System Performance

While subjective judgments of performance may be possible to make when the delta is significant, when the gap gets increasingly close within the range of perceivable performance differences it becomes important to rely on more precise and accurate methods of measuring the overall performance of the mobile device. For the most part, when we’re discussing system performance the single biggest factor is often the SoC, which makes sense given that an SoC contains the CPU, GPU, video encode and decode blocks, memory bus, and DSPs. There are other aspects of the device that determine the overall perception of performance and things that can have a meaningful effect on performance, but the SoC is often the gating factor.

In order to test this we run mobile devices through our standard suite of benchmarks. In the case of the Galaxy Note5 and Galaxy S6 edge+, there shouldn’t be too many surprises given the commonality in components with the Galaxy S6.

Kraken 1.1 (Chrome/Safari/IE)

Google Octane v2  (Chrome/Safari/IE)

WebXPRT 2013 (Chrome/Safari/IE)

WebXPRT 2015 (Chrome/Safari/IE)

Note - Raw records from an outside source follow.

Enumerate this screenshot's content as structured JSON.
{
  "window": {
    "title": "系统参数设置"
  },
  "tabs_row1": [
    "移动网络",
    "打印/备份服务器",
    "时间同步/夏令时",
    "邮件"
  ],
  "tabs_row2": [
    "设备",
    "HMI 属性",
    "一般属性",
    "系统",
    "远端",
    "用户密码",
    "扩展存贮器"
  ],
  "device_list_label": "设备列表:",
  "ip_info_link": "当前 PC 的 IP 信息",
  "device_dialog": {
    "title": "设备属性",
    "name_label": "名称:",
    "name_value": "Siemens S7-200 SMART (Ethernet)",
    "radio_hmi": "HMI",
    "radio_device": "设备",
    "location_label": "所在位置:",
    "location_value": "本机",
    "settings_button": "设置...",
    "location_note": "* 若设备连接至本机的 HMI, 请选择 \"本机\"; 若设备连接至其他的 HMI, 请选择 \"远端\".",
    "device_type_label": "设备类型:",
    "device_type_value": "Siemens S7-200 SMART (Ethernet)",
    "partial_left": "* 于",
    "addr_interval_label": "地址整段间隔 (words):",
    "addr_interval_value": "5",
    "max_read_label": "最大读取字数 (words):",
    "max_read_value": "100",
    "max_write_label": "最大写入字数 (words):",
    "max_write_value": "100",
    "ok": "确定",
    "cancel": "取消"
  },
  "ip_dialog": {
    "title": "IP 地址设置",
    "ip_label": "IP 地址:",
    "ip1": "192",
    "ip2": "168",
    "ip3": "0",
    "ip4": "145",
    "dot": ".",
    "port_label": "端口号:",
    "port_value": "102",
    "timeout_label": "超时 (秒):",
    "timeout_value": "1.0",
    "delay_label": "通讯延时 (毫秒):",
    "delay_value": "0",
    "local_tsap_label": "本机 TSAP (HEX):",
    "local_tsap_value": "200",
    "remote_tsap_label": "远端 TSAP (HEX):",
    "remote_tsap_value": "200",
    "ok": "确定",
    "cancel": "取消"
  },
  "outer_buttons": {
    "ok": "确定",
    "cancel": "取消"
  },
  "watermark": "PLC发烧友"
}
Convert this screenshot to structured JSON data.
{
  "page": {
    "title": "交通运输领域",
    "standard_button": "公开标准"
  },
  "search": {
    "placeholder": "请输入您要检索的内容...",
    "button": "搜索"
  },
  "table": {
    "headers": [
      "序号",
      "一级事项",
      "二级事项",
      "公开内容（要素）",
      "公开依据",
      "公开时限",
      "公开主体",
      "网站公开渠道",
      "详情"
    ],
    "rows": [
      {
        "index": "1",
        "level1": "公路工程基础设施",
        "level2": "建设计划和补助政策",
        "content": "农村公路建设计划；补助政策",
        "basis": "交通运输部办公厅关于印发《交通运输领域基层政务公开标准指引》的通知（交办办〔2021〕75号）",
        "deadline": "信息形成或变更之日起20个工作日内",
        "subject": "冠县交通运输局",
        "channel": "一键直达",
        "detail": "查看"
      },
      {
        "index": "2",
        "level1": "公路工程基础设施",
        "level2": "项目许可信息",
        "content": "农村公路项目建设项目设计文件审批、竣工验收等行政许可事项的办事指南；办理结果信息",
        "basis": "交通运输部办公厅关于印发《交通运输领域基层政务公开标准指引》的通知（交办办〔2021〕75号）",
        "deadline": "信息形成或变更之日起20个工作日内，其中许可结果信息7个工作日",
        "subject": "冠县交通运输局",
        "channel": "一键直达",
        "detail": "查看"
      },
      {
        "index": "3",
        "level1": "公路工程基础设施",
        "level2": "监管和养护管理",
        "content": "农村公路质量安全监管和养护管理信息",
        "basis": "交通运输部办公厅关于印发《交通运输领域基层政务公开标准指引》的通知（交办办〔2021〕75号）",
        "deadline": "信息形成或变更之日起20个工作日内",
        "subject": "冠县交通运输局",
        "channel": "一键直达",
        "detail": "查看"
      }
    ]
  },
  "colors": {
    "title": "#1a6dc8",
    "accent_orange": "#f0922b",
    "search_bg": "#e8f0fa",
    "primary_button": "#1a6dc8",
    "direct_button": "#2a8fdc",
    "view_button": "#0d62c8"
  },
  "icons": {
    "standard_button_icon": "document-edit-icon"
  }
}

Basemark OS II 2.0 - Overall

Basemark OS II 2.0 - System

Basemark OS II 2.0 - Memory

Basemark OS II 2.0 - Graphics

Basemark OS II 2.0 - Web

PCMark - Work Performance Overall

PCMark - Web Browsing

PCMark - Video Playback

PCMark - Writing

PCMark - Photo Editing

If you guessed that performance in these benchmarks would be similar to the Galaxy S6, you'd be right. Given the shared SoC and general commonality in components performance remains as high as it is with the Galaxy S6. In some cases we see improvements, likely a combination of changes to Chrome and changes to areas like the frequency governor to respond faster to changes in load. It's probably fair to say that the Exynos 7420 will continue to be the best SoC for Android mobile devices in 2015, although it's likely that we'll see significantly increased competition for 2016.

Display System Performance Cont'd and NAND Performance
Comments Locked


View All Comments

  • melgross - Saturday, October 3, 2015 - link

    I'm not convinced that the 8/4 solution is a good one. Four weak cores, and four even weaker cores may look good in multiprocessing tests, but in the real world, it's going to lag.
  • mercucu1111 - Friday, October 2, 2015 - link

    Exynos 7420 Full load Geekbench : 5600
    A9 Full load Geekbench : 4400
    So E7420 CPU is 30% higher.

    According to GFX 3.0 and 2.7
    A9 GPU is 40% higher.

    So Nobody can say which is better lol
  • melgross - Saturday, October 3, 2015 - link

    The multiprocessing tests mean little though. They're often questioned. The problem is that real world use doesn't function that way.
  • darwinosx - Friday, October 2, 2015 - link

    Heh. Kids. Apple sales have destroyed Samsung as is well known.
  • Kuzi - Friday, October 2, 2015 - link

    As of Q2 2015, Samsung has 21.4% of the Smarphone market, Apple has 13.9%:

    Well known yeah right.
  • tipoo - Friday, October 2, 2015 - link

    Is that 21% high end phones like the GS6, or all the cheap phones with razor margins they also have?
  • hughlle - Friday, October 2, 2015 - link

    Irrelevant to the statement darwinosx made.. he stated Apple sales have destroyed Samsung's sales. Clearly they havnt. The type of phones Mali g up the figures is irrelevant to that statement.
  • lukarak - Friday, October 2, 2015 - link

    Well, if you mention sales, you know, exchange of stuff for money, then money made is much much more important than unit numbers to judge someones performance. Because, they do sales to earn money, not to ship units. And Apple destroys Samsung in that regard.
  • Kuzi - Friday, October 2, 2015 - link

    Remember that since the first iPhone till now most of the SOCs used were made by Samsung. Also Samsung supplied RAM, screens, flash etc for the iPhones and iPads. The IPhone 6 SOC and RAM is supplied by samsung. So for every iPhone/IPad sold, Samsung makes money. It has been thisnway since the first IPhone, enjoy.
  • Morawka - Friday, October 2, 2015 - link

    yay apple makes more money, but samsung sells more phones.. hmm interesting. i would say android wins because they make it all up on app sales and profits

Log in

Don't have an account? Sign up now